The federal government, even though caught “suborning perjury,” will appeal the dismissal of a case against Nevada rancher Cliven Bundy, his sons and supporters over the 2014 armed standoff with Bureau of Land Management agents.
That’s according to Bundy’s lawyer, former Department of Justice attorney Larry Klayman, who pointed out to the government, apparently to no avail, the “gross injustice” of the case.
Klayman said on Wednesday: “The Department of Justice, which has sadly become known as the ‘Department of Injustice,’ is going ahead by with its appeal of the dismissal of the indictment a year ago, characteristically ‘circling the wagons’ to cover the dishonest and unethical tracks of Steven Mahre, Dan Schiess and other prosecutors in the office of the U.S. Attorney for the District of Nevada.
He said the prosecutors “were previously caught lying to the court, suborning perjury, threatening whistleblower Larry Wooten and, put simply, committing crimes.”
“This is more than an outrage; it shows that my alma mater has become corrupt to the core under its past and current ‘leadership.’ Again, with God’s grace and intervention, my client Cliven Bundy will win this appeal, as he and his sons previously prevailed before the lower court!”
Klayman has created an online page of information about the case.
WND reported in December the government was preparing an appeal.

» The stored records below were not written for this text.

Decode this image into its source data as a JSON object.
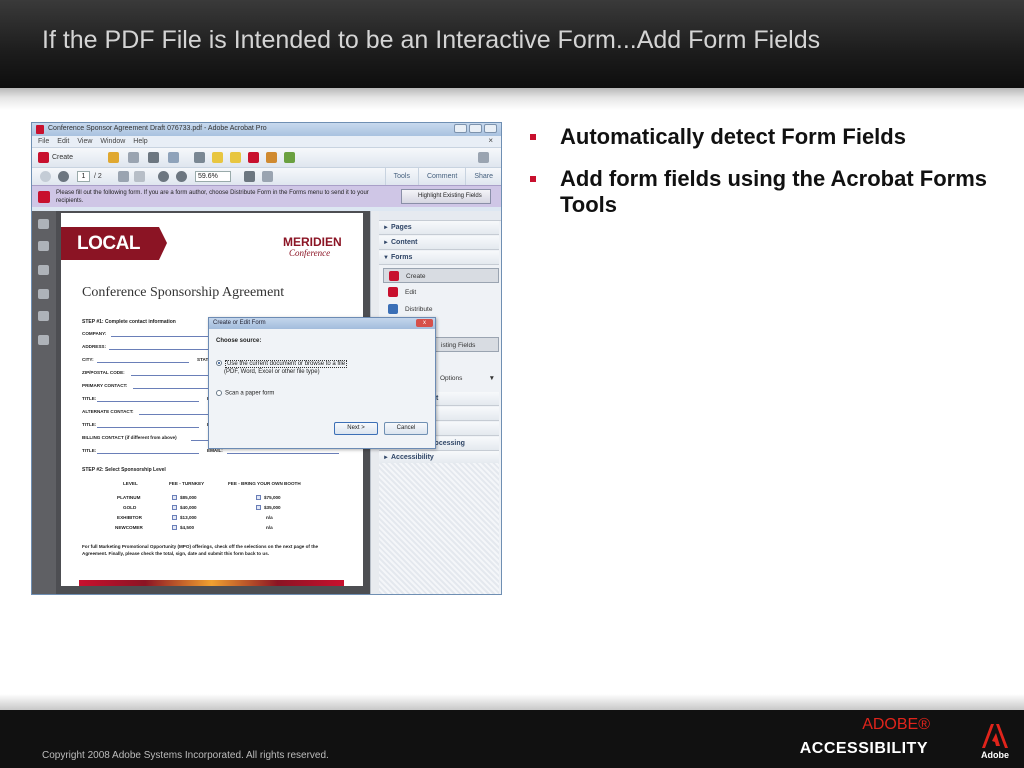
{
  "slide": {
    "title": "If the PDF File is Intended to be an Interactive Form...Add Form Fields",
    "bullets": [
      "Automatically detect Form Fields",
      "Add form fields using the Acrobat Forms Tools"
    ],
    "copyright": "Copyright 2008 Adobe Systems Incorporated.  All rights reserved.",
    "brand_line1": "ADOBE®",
    "brand_line2": "ACCESSIBILITY",
    "logo_word": "Adobe"
  },
  "colors": {
    "accent": "#c8102e",
    "dark_band": "#111111",
    "title_text": "#d4d4d4"
  },
  "acrobat": {
    "window_title": "Conference Sponsor Agreement Draft 076733.pdf - Adobe Acrobat Pro",
    "menu": [
      "File",
      "Edit",
      "View",
      "Window",
      "Help"
    ],
    "create_label": "Create",
    "page_current": "1",
    "page_total": "/ 2",
    "zoom": "59.6%",
    "tabs": [
      "Tools",
      "Comment",
      "Share"
    ],
    "form_message": "Please fill out the following form. If you are a form author, choose Distribute Form in the Forms menu to send it to your recipients.",
    "highlight_button": "Highlight Existing Fields",
    "document": {
      "local": "LOCAL",
      "meridien": "MERIDIEN",
      "conference": "Conference",
      "heading": "Conference Sponsorship Agreement",
      "step1": "STEP #1: Complete contact information",
      "fields": [
        "COMPANY:",
        "ADDRESS:",
        "CITY:",
        "ZIP/POSTAL CODE:",
        "PRIMARY CONTACT:",
        "TITLE:",
        "ALTERNATE CONTACT:",
        "TITLE:",
        "BILLING CONTACT (if different from above)",
        "TITLE:"
      ],
      "state_label": "STAT",
      "email_label": "EMAIL:",
      "e_label": "E",
      "step2": "STEP #2: Select Sponsorship Level",
      "table_headers": [
        "LEVEL",
        "FEE - TURNKEY",
        "FEE - BRING YOUR OWN BOOTH"
      ],
      "table_rows": [
        {
          "level": "PLATINUM",
          "turnkey": "$85,000",
          "byob": "$75,000"
        },
        {
          "level": "GOLD",
          "turnkey": "$40,000",
          "byob": "$35,000"
        },
        {
          "level": "EXHIBITOR",
          "turnkey": "$13,000",
          "byob": "n/a"
        },
        {
          "level": "NEWCOMER",
          "turnkey": "$4,500",
          "byob": "n/a"
        }
      ],
      "note": "For full Marketing Promotional Opportunity (MPO) offerings, check off the selections on the next page of the Agreement. Finally, please check the total, sign, date and submit this form back to us."
    },
    "right_panel": {
      "sections": [
        "Pages",
        "Content",
        "Forms"
      ],
      "forms_items": [
        "Create",
        "Edit",
        "Distribute"
      ],
      "partial_button": "isting Fields",
      "partial_options": "Options",
      "partial_t": "t",
      "lower_sections": [
        "Document Processing",
        "Accessibility"
      ]
    },
    "dialog": {
      "title": "Create or Edit Form",
      "close": "x",
      "heading": "Choose source:",
      "option1": "Use the current document or browse to a file",
      "option1_sub": "(PDF, Word, Excel or other file type)",
      "option2": "Scan a paper form",
      "next": "Next >",
      "cancel": "Cancel"
    }
  }
}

The Bundys faced charges of conspiracy, obstruction, threats and assault for squaring off with federal agents and contract cowboys enforcing court orders to round up the family’s cattle.
The case was dismissed by U.S. District Judge Gloria Navarro, who scolded the government’s conduct in the case as “outrageous” and “flagrant,” asserting prosecutors concealed evidence favorable to the defense.

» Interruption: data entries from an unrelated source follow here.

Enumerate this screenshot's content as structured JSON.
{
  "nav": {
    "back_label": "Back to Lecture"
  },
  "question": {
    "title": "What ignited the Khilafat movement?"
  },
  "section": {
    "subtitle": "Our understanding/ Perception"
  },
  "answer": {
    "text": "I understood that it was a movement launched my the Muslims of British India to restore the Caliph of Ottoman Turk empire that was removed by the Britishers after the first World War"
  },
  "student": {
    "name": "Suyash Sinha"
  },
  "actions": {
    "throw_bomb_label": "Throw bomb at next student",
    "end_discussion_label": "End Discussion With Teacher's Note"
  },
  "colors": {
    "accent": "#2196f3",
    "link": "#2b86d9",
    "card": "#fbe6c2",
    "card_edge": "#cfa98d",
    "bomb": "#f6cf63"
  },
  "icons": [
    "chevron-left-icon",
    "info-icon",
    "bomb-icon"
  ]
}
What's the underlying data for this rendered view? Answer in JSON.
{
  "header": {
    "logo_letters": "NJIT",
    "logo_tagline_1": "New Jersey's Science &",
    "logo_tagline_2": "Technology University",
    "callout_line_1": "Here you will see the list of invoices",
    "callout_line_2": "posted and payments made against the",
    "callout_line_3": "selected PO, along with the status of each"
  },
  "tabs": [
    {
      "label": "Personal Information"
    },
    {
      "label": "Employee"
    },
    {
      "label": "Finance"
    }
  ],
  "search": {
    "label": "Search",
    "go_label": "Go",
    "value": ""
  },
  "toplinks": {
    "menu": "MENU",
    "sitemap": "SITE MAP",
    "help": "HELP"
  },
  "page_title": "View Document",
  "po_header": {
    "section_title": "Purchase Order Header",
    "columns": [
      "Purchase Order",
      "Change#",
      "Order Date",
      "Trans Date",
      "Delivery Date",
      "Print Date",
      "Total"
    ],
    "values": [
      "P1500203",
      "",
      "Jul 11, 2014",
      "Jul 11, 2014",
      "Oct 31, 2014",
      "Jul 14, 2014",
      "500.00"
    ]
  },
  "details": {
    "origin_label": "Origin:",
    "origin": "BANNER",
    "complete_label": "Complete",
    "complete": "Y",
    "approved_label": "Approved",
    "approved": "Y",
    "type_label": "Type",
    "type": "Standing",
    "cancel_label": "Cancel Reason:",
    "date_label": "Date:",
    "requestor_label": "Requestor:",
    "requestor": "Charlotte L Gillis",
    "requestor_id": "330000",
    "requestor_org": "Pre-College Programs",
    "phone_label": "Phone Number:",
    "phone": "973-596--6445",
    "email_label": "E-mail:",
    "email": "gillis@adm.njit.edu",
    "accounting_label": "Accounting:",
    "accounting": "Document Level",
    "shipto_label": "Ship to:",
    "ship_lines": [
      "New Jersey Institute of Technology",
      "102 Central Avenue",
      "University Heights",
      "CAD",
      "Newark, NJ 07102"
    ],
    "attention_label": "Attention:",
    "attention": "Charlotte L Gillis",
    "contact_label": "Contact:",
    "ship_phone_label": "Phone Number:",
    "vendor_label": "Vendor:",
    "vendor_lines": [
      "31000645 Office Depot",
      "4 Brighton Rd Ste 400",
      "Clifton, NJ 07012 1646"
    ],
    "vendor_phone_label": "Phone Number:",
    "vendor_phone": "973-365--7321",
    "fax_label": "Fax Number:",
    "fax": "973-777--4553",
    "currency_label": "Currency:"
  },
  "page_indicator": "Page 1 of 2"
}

The case was dismissed with prejudice, meaning the government is not allowed to retry the defendants regarding the standoff.
Klayman, the founder of Freedom Watch, at the time told WND that Assistant U.S. Attorney Elizabeth White of the district of Nevada informed him the federal government had prepared an appeal brief.
Klayman argued that the case should be dismissed.
“In light of the history of this case and the gross injustice which has already been meted out against my client Cliven Bundy, his sons, and family by rogue Obama-era prosecutors,” Klayman wrote to the DOJ, it is “time to allow my clients to go on with their lives and not continue to be persecuted by a Department of ‘Injustice,’ which rather than meting out justice, ‘circles the wagons’ to try to unethically and unlawfully protect its own.”
Klayman included with the letter a lengthy statement by whistleblower Larry Wooten, a special agent with the Department of Interior and Bureau of Land Management who detailed alleged misconduct in the case.
His description begins: “I routinely observed, [in the case] and the investigation revealed a widespread pattern of bad judgment, lack of discipline, incredible bias, unprofessionalism and misconduct, as well as likely policy, ethical, and legal violations among senior and supervisory staff at the BLM’s Office of Law Enforcement and Security.”
Wooten said the issues he uncovered put “our agency and specific law enforcement supervisors in potential legal, civil, and administrative jeopardy.”
When he went to superiors, he found they either knew of the issues already or had “instigated the misconduct.”
He charges “gross mismanagement,” “abuse of authority,” violations of the merit system principles and “prohibited personnel practices.”
The standoff between federal agents and Bundy supporters stemmed from the government’s contention Bundy had been grazing his cattle on publicly owned land and was therefore responsible for substantial past fees. Klayman, among others, has insisted the prosecution of the Bundy family was politically motivated.
Bundy and his supporters contend the federal government has no authority over state lands.